◆ Aim of the exercise: The material must be repeated exactly, with every line intact.

◆ Data extracts:

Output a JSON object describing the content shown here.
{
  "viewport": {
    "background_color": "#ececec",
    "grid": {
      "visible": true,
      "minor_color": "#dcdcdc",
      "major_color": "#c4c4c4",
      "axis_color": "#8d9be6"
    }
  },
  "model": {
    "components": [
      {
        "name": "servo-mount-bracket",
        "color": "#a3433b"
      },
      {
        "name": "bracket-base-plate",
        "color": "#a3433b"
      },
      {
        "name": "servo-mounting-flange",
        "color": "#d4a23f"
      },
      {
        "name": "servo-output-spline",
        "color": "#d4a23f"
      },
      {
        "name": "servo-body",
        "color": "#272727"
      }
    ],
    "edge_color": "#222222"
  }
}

◆ Final answer:
Output a JSON object describing the content shown here.
{
  "viewport": {
    "background_color": "#ececec",
    "grid": {
      "visible": true,
      "minor_color": "#dcdcdc",
      "major_color": "#c4c4c4",
      "axis_color": "#8d9be6"
    }
  },
  "model": {
    "components": [
      {
        "name": "servo-mount-bracket",
        "color": "#a3433b"
      },
      {
        "name": "bracket-base-plate",
        "color": "#a3433b"
      },
      {
        "name": "servo-mounting-flange",
        "color": "#d4a23f"
      },
      {
        "name": "servo-output-spline",
        "color": "#d4a23f"
      },
      {
        "name": "servo-body",
        "color": "#272727"
      }
    ],
    "edge_color": "#222222"
  }
}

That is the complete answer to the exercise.